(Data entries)
....
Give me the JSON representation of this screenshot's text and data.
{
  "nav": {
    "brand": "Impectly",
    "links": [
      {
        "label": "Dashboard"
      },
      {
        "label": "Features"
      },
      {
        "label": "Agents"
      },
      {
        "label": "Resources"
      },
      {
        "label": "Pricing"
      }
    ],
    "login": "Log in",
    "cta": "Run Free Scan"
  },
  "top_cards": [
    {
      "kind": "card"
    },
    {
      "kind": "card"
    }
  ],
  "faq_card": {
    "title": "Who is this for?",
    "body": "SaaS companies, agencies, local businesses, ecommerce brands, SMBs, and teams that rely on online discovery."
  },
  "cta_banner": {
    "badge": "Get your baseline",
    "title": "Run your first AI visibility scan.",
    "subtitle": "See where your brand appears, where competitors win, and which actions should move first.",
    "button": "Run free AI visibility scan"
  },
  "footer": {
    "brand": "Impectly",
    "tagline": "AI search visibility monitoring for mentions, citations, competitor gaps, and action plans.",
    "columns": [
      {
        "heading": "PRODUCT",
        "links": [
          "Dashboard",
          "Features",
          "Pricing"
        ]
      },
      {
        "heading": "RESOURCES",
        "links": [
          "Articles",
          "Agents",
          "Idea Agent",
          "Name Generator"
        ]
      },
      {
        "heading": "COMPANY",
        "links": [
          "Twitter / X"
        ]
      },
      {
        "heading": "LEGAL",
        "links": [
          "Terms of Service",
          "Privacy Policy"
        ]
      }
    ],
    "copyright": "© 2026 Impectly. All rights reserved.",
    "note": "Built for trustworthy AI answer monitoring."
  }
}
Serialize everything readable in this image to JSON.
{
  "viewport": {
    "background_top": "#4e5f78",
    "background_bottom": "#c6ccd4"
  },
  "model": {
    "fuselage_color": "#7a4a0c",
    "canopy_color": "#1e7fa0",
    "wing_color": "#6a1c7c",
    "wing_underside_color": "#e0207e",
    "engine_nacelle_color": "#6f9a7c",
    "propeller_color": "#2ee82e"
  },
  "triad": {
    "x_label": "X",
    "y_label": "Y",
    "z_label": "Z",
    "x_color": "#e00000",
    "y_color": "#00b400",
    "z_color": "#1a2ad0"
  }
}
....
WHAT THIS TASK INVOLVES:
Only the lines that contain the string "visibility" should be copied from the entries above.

YOUR SOLUTION:
    "title": "Run your first AI visibility scan.",
    "button": "Run free AI visibility scan"
    "tagline": "AI search visibility monitoring for mentions, citations, competitor gaps, and action plans.",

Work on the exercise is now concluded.